The wine arrived, and I took a hit.  First, there was a briny smell of the ocean — bracing, but not unpleasant.  A few sips later, however, we crossed the line into something considerably more sauvage — the yellow wine’s saline tang giving way to fifth-grade memories of nose-tweaking Testors paint.  Its taste was equally disconcerting—so salty doctors should prescribe it for sore throats.

Ever the optimist, I informed my tablemates that it would eventually come around.  Give it time.  Give it food.  Give it love.

“This is a black-diamond wine, an expert’s quaff, an acquired taste,” I declared hopefully.

I tried to acquire the taste.  I really tried.  I sampled the yellow wine it with nuts and cheese, and meats and cheese, and meaty cheese.  I yearned to like it, like a neophyte struggling to appreciate the baroque operas of Handel or the disjointed poetry of William Carlos Williams or any BBC comedy.

But I just couldn’t catch its groove.  It put a pall over everything we ate — an immovable distraction, like trying to picnic in the shadow of a Chinatown dumpster.  Like one’s inaugural visit with raw oysters or improvisational jazz, perhaps appreciating wine from Jura requires several attempts.  But until I explore more, I fear that many of them are like Siegfried & Roy’s saber-toothed Montecore: rare, unwieldy, and headed for your jugular.

(Un)Risky Business: Rebecca De Mornay and Rancho Zabaco Zin

While draining a glass of Rancho Zabaco “Sonoma Heritage Vines” Zinfandel at a friend’s barbecue, I was reminded of the scene in the movie Risky Business in which Tom Cruise’s character, Joel, is visited by a terrifyingly unsavory escort.

zinfandel bbq

After Joel rebuffs her (or is it him?), the escort recommends that he call a more enticing alternative, the lissome vixen played by Rebecca De Mornay.  “I want you to call Lana,” advises the escort.  “It’s what you want.  It’s what every white boy off the lake wants.”

Well, these days, when wine is the object, it seems like what everyone wants is a smooth, spicy, easily-located red that isn’t too hard on the wallet.

Like Lana, the Rancho Zabaco Zinfandel satisfies universal desires — and, suffice it to say, it is also a tempting companion for any train ride.

Nuggets to know:

1) A burly, exuberant, quintessentially American wine, Zinfandel is immediately likeable for its flush of berry fruit and hint of pepper.

2) When stalking good Zinfandel, remember the “4 R’s”: Ridge, Ravenswood, Rosenblum, and Rancho Zabaco
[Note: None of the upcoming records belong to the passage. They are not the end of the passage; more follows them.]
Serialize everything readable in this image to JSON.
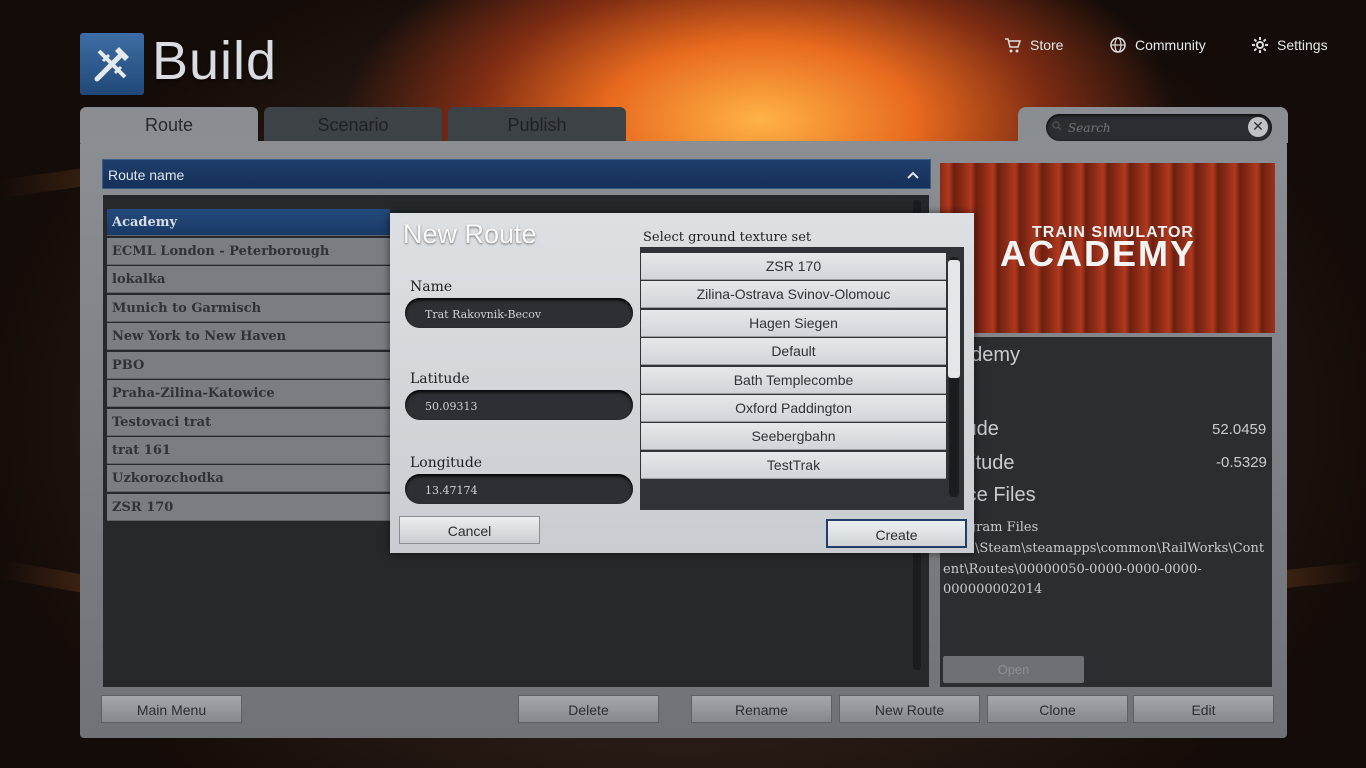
{
  "header": {
    "title": "Build"
  },
  "topnav": {
    "store": "Store",
    "community": "Community",
    "settings": "Settings"
  },
  "tabs": [
    {
      "label": "Route"
    },
    {
      "label": "Scenario"
    },
    {
      "label": "Publish"
    }
  ],
  "search": {
    "placeholder": "Search"
  },
  "route_list": {
    "header": "Route name",
    "items": [
      "Academy",
      "ECML London - Peterborough",
      "lokalka",
      "Munich to Garmisch",
      "New York to New Haven",
      "PBO",
      "Praha-Zilina-Katowice",
      "Testovaci trat",
      "trat 161",
      "Uzkorozchodka",
      "ZSR 170"
    ]
  },
  "info": {
    "logo_small": "TRAIN SIMULATOR",
    "logo_big": "ACADEMY",
    "name": "ademy",
    "lat_label": "tude",
    "lat_value": "52.0459",
    "lon_label": "gitude",
    "lon_value": "-0.5329",
    "source_label": "rce Files",
    "path_line1": "ogram Files",
    "path_line2": "\\Steam\\steamapps\\common\\RailWorks\\Cont",
    "path_line3": "ent\\Routes\\00000050-0000-0000-0000-",
    "path_line4": "000000002014",
    "open_button": "Open"
  },
  "bottom_buttons": {
    "main_menu": "Main Menu",
    "delete": "Delete",
    "rename": "Rename",
    "new_route": "New Route",
    "clone": "Clone",
    "edit": "Edit"
  },
  "modal": {
    "title": "New Route",
    "name_label": "Name",
    "name_value": "Trat Rakovnik-Becov",
    "lat_label": "Latitude",
    "lat_value": "50.09313",
    "lon_label": "Longitude",
    "lon_value": "13.47174",
    "texture_label": "Select ground texture set",
    "textures": [
      "ZSR 170",
      "Zilina-Ostrava Svinov-Olomouc",
      "Hagen Siegen",
      "Default",
      "Bath Templecombe",
      "Oxford Paddington",
      "Seebergbahn",
      "TestTrak"
    ],
    "cancel": "Cancel",
    "create": "Create"
  }
}
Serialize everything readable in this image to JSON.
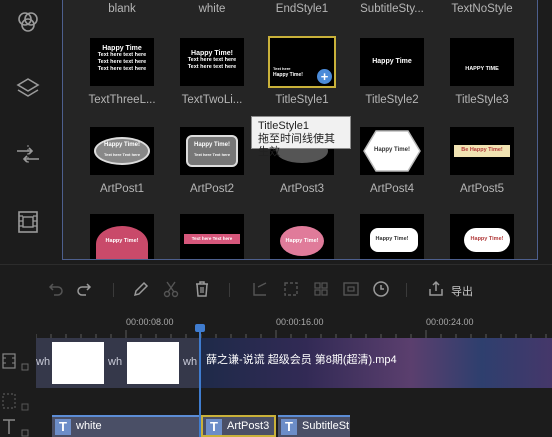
{
  "rail": {
    "items": [
      "overlay-icon",
      "layers-icon",
      "transition-icon",
      "film-icon"
    ]
  },
  "library": {
    "row0": [
      "blank",
      "white",
      "EndStyle1",
      "SubtitleSty...",
      "TextNoStyle"
    ],
    "row1": [
      {
        "label": "TextThreeL...",
        "thumb_title": "Happy Time",
        "thumb_lines": [
          "Text here text here",
          "Text here text here",
          "Text here text here"
        ]
      },
      {
        "label": "TextTwoLi...",
        "thumb_title": "Happy Time!",
        "thumb_lines": [
          "Text here text here",
          "Text here text here"
        ]
      },
      {
        "label": "TitleStyle1",
        "thumb_title": "Happy Time!",
        "thumb_lines": [
          "Text here"
        ]
      },
      {
        "label": "TitleStyle2",
        "thumb_title": "Happy Time",
        "thumb_lines": []
      },
      {
        "label": "TitleStyle3",
        "thumb_title": "HAPPY TIME",
        "thumb_lines": []
      }
    ],
    "row2": [
      {
        "label": "ArtPost1",
        "thumb_title": "Happy Time!",
        "thumb_lines": [
          "Text here Text here"
        ]
      },
      {
        "label": "ArtPost2",
        "thumb_title": "Happy Time!",
        "thumb_lines": [
          "Text here Text here"
        ]
      },
      {
        "label": "ArtPost3",
        "thumb_title": "Happy Time!",
        "thumb_lines": []
      },
      {
        "label": "ArtPost4",
        "thumb_title": "Happy Time!",
        "thumb_lines": []
      },
      {
        "label": "ArtPost5",
        "thumb_title": "Be Happy Time!",
        "thumb_lines": []
      }
    ],
    "row3": [
      {
        "thumb_title": "Happy Time!"
      },
      {
        "thumb_title": "Text here Text here"
      },
      {
        "thumb_title": "Happy Time!"
      },
      {
        "thumb_title": "Happy Time!"
      },
      {
        "thumb_title": "Happy Time!"
      }
    ],
    "tooltip": {
      "line1": "TitleStyle1",
      "line2": "拖至时间线使其生效"
    }
  },
  "toolbar": {
    "export_label": "导出"
  },
  "ruler": {
    "times": [
      "00:00:08.00",
      "00:00:16.00",
      "00:00:24.00"
    ]
  },
  "timeline": {
    "video_clip_labels": [
      "wh",
      "wh"
    ],
    "movie_title": "薛之谦-说谎 超级会员 第8期(超清).mp4",
    "text_clips": [
      "white",
      "ArtPost3",
      "SubtitleSt"
    ]
  },
  "colors": {
    "accent": "#3f7ccf",
    "selection": "#c9b13a",
    "panel_border": "#4d5f8d"
  }
}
rancho zabacoProducer: Rancho Zabaco (Sonoma, CA)
Wine: Heritage Vines Zinfandel
Vintage: 2003
Cost: $11
Track it down:

A lesson in likability, this lunar-dark, medium-to-full bodied wine delivers equal parts raspberries and blackberries, scents of vanilla, and a few turns of the pepper-mill.  The soft, rich, jam-infused finish earns it the wine lover’s equivalent of the video game “E” rating: fit for everyone.